Prompt:
Your answer should be every line of the records that contains the word "name", copied as it stands.

Records shown:
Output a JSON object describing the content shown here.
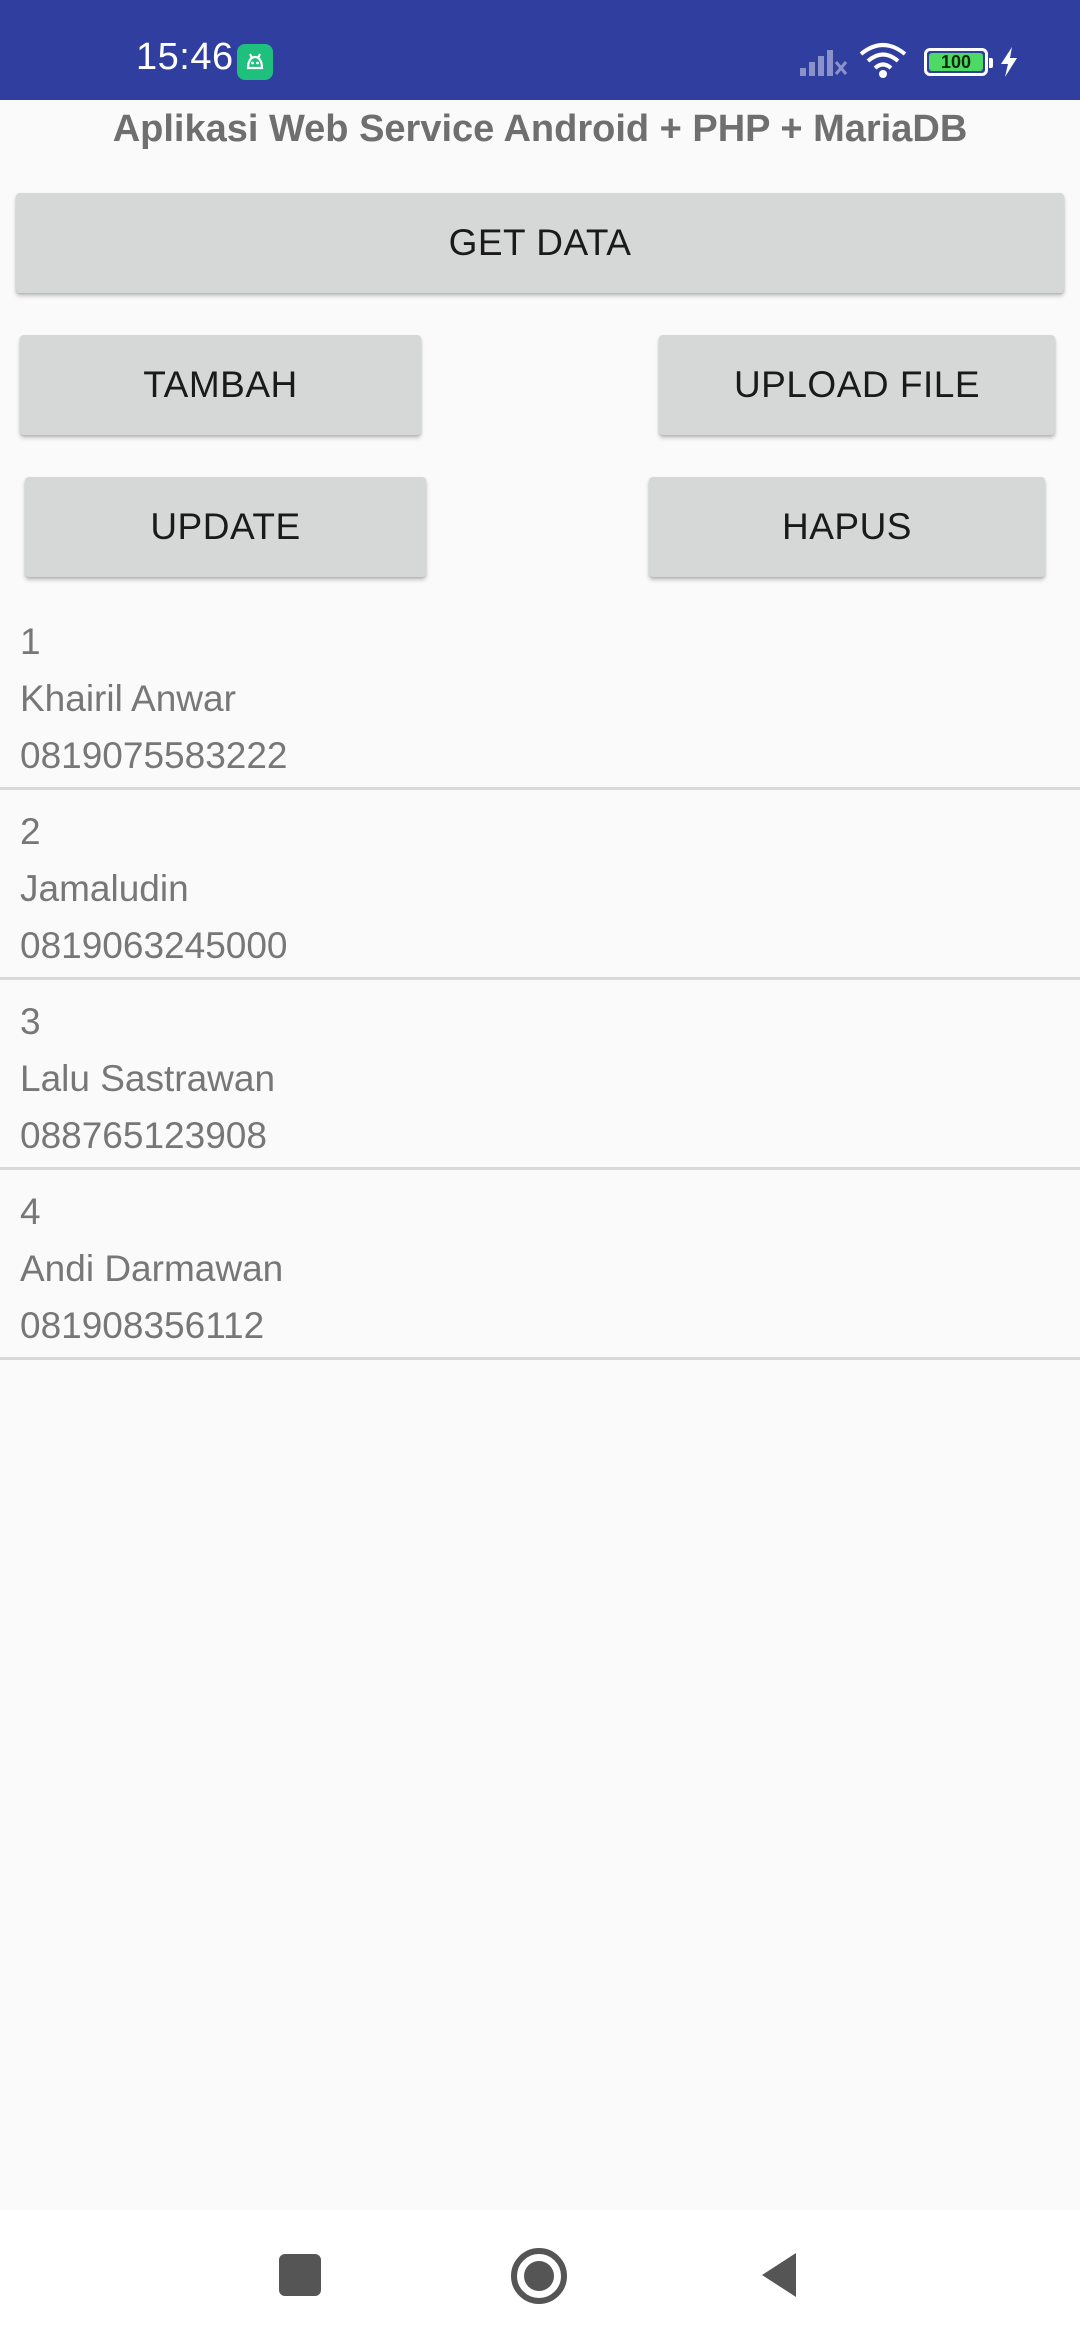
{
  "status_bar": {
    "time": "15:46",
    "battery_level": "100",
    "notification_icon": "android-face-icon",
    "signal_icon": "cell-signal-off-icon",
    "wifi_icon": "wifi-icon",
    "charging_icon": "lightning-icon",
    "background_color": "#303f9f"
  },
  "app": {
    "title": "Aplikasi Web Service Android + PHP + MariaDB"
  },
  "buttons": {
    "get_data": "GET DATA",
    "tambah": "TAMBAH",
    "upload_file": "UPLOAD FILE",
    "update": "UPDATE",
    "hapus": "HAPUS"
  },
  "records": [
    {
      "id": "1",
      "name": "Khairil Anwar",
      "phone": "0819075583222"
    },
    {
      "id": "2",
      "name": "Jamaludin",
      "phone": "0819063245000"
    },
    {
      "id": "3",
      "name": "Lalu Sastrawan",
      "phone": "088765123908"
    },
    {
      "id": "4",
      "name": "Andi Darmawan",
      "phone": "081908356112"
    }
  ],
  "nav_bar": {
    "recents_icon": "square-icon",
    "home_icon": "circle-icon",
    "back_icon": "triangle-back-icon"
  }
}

Answer for the task:
      "name": "Khairil Anwar",
      "name": "Jamaludin",
      "name": "Lalu Sastrawan",
      "name": "Andi Darmawan",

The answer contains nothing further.